I usually think people hate me which is why when Mario hadn’t texted me since I’d rejected his poem, I thought he hated me.
But it turned out he didn’t hate me, he’d just killed himself.
Not to say it was a relief.
Thank God, he hadn’t killed himself because I’d rejected his poem. I found out from a mutual friend when exactly he’d killed himself. It was a few days after submitting the poem to me but before I’d emailed him the rejection.
That part was a relief. So to speak.
But then I was in a predicament. Everyone was posting positive things about him and his good poems. I was very depressed and playing video games all the time and didn’t know what to do. I thought to myself “Fuck, should I just publish this? Maybe as a celebration of his life?”
The problem was the poem was bad. Not his best work. Not his worst work either, he’d published that back when he was in college. I wondered whether his decline as an artist was what made him kill himself. There wasn’t a note. Not that I know of, at least. Not that I would know whether or not there was a note.
We weren’t very good friends. Mostly friendly, with the wary respect that you feel for someone who is a version of you from an alternate universe. Someone mistook us for brothers one time at a reading.
We both said “Haha, no, not brothers.”
Then he introduced himself to me.
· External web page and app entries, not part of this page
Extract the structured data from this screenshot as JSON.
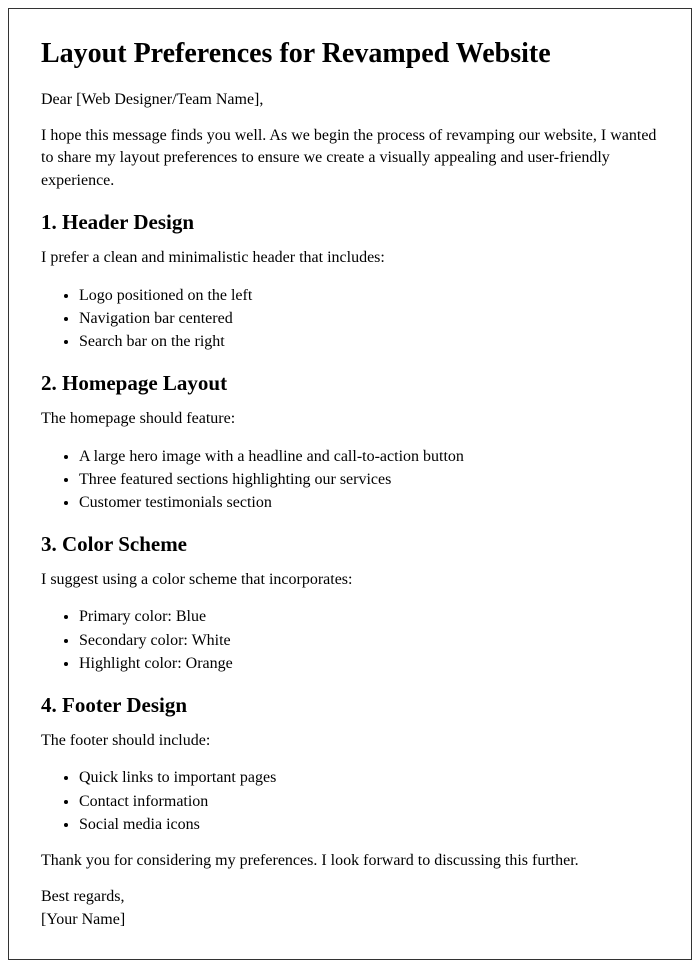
{
  "title": "Layout Preferences for Revamped Website",
  "greeting": "Dear [Web Designer/Team Name],",
  "intro": "I hope this message finds you well. As we begin the process of revamping our website, I wanted to share my layout preferences to ensure we create a visually appealing and user-friendly experience.",
  "sections": [
    {
      "heading": "1. Header Design",
      "lead": "I prefer a clean and minimalistic header that includes:",
      "items": [
        "Logo positioned on the left",
        "Navigation bar centered",
        "Search bar on the right"
      ]
    },
    {
      "heading": "2. Homepage Layout",
      "lead": "The homepage should feature:",
      "items": [
        "A large hero image with a headline and call-to-action button",
        "Three featured sections highlighting our services",
        "Customer testimonials section"
      ]
    },
    {
      "heading": "3. Color Scheme",
      "lead": "I suggest using a color scheme that incorporates:",
      "items": [
        "Primary color: Blue",
        "Secondary color: White",
        "Highlight color: Orange"
      ]
    },
    {
      "heading": "4. Footer Design",
      "lead": "The footer should include:",
      "items": [
        "Quick links to important pages",
        "Contact information",
        "Social media icons"
      ]
    }
  ],
  "closing": "Thank you for considering my preferences. I look forward to discussing this further.",
  "signoff1": "Best regards,",
  "signoff2": "[Your Name]"
}
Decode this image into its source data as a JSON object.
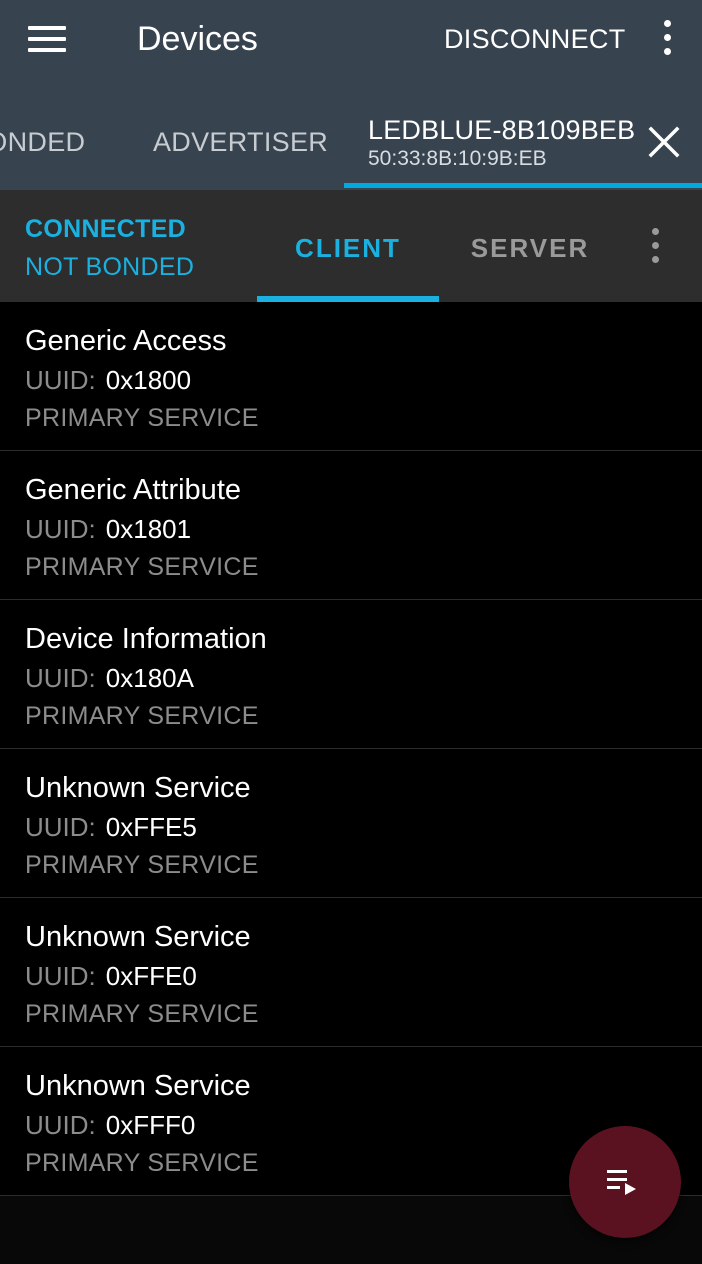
{
  "appbar": {
    "title": "Devices",
    "disconnect_label": "DISCONNECT"
  },
  "device_tabs": {
    "bonded_label": "BONDED",
    "advertiser_label": "ADVERTISER",
    "device_name": "LEDBLUE-8B109BEB",
    "device_mac": "50:33:8B:10:9B:EB"
  },
  "connection": {
    "state": "CONNECTED",
    "bond_state": "NOT BONDED"
  },
  "role_tabs": {
    "client_label": "CLIENT",
    "server_label": "SERVER",
    "selected": "CLIENT"
  },
  "services": [
    {
      "name": "Generic Access",
      "uuid_label": "UUID:",
      "uuid": "0x1800",
      "type": "PRIMARY SERVICE"
    },
    {
      "name": "Generic Attribute",
      "uuid_label": "UUID:",
      "uuid": "0x1801",
      "type": "PRIMARY SERVICE"
    },
    {
      "name": "Device Information",
      "uuid_label": "UUID:",
      "uuid": "0x180A",
      "type": "PRIMARY SERVICE"
    },
    {
      "name": "Unknown Service",
      "uuid_label": "UUID:",
      "uuid": "0xFFE5",
      "type": "PRIMARY SERVICE"
    },
    {
      "name": "Unknown Service",
      "uuid_label": "UUID:",
      "uuid": "0xFFE0",
      "type": "PRIMARY SERVICE"
    },
    {
      "name": "Unknown Service",
      "uuid_label": "UUID:",
      "uuid": "0xFFF0",
      "type": "PRIMARY SERVICE"
    }
  ],
  "icons": {
    "menu": "hamburger-menu-icon",
    "overflow": "vertical-dots-icon",
    "close": "close-x-icon",
    "fab": "playlist-play-icon"
  },
  "colors": {
    "toolbar": "#37434f",
    "accent": "#1ab1e1",
    "status_bar": "#2d2d2d",
    "fab": "#5b1220"
  }
}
He seemed slick and he really wanted to be liked. I really wanted to be liked too but went more for the blank canvas approach: don’t flatter people, just kind of be there and eventually people will decide they like you. Other people’s attention was like an oncoming train—just stand to the side and be ready to sneakily jump on but whatever you do, don’t meet it head on or invite it.